October 3, 2006
There is a move in the State of California towards the mega-MLS. In one area to the north, REALTORS® and agents in 11 counties have joined together with 40,000 plus members. The major benefit is that agents are given access to a wider area of inventory and opportunity to expand their sphere of working influence. The jury is still out on the long-term effects.
With the expanded number of agents “in the business”, it has been common for a family friend of relative to represent a homebuyer in an area of unfamiliar territory—and the challenges begin.
Although it’s perfectly legal for your friend or relative to represent you, is it a good idea?
A major consideration is the amount of information the agent has about local customs. What the agent doesn’t know might adversely effect the transaction.
Buyers have a competitive edge by having their agent present their offer in person to the listing agent and/or the sellers. An out-of-area agent usually faxes the offer to the listing office.
While it seems contrary to best business practices for real estate agents to invest in the mega-MLS, there are some good business reasons. At some point, MLS boundaries cross over each other. I could live in one jurisdiction and work in another. I may have moved 100 miles away and still want to work in the area where I was trained.
Brokers and owners are having to join many MLS’s around the state, which requires numerous orientation meetings, joining fees, different keysafes, rules and regulations to abide. Therefore, creating an MLS with a wide circle of influence diminishes the need for duplicative efforts.
However, the downside is that agents will be tempted to work in areas with unknown “landmines” such as Redevelopment Agency activities, environmental issues, long-range planning such as airports, landfills or freeways. Many of these issues are not readily apparent and require research.
If your agent isn’t local, you must hope that the seller and the seller’s agent are especially diligent when it comes to providing necessary disclosures.
Good agents have a wealth of information about local conditions and property values.
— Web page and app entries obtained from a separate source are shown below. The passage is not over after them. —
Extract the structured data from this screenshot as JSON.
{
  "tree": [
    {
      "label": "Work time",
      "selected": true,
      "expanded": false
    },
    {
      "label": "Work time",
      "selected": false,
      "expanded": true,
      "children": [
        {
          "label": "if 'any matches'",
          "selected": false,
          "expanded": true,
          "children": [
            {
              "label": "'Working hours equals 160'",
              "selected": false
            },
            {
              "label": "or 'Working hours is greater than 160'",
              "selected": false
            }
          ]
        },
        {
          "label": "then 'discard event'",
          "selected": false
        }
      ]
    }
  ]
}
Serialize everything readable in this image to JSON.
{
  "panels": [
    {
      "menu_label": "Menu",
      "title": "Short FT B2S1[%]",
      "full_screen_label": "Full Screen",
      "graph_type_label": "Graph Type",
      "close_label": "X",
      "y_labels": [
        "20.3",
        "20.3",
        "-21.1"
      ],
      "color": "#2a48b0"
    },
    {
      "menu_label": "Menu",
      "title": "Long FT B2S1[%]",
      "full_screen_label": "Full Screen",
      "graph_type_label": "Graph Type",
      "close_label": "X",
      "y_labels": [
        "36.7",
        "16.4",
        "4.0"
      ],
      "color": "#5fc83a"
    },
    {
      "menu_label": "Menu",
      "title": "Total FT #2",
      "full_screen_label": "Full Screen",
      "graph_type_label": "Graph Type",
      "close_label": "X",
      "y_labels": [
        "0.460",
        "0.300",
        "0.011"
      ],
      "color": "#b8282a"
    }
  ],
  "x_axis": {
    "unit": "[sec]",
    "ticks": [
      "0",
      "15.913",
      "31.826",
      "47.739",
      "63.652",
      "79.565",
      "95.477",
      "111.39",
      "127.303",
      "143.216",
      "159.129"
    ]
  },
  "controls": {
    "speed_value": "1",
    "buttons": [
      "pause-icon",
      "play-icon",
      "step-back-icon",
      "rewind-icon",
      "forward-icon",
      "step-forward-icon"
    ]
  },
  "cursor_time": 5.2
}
They also know the best inspectors, title and escrow officers, loan brokers, insurance agents, and contractors who can give estimates.
Additionally, if you found your home using the time and talent of a local agent, the right thing to do is to let that agent write the offer.
Kay Wilson-Bolton is the owner of CENTURY 21 Ojai Valley and CENTURY 21 Buena Vista. She is celebrating 31 years in real estate and can be reached at 805.340.5025. Her website is www.readysetkay.com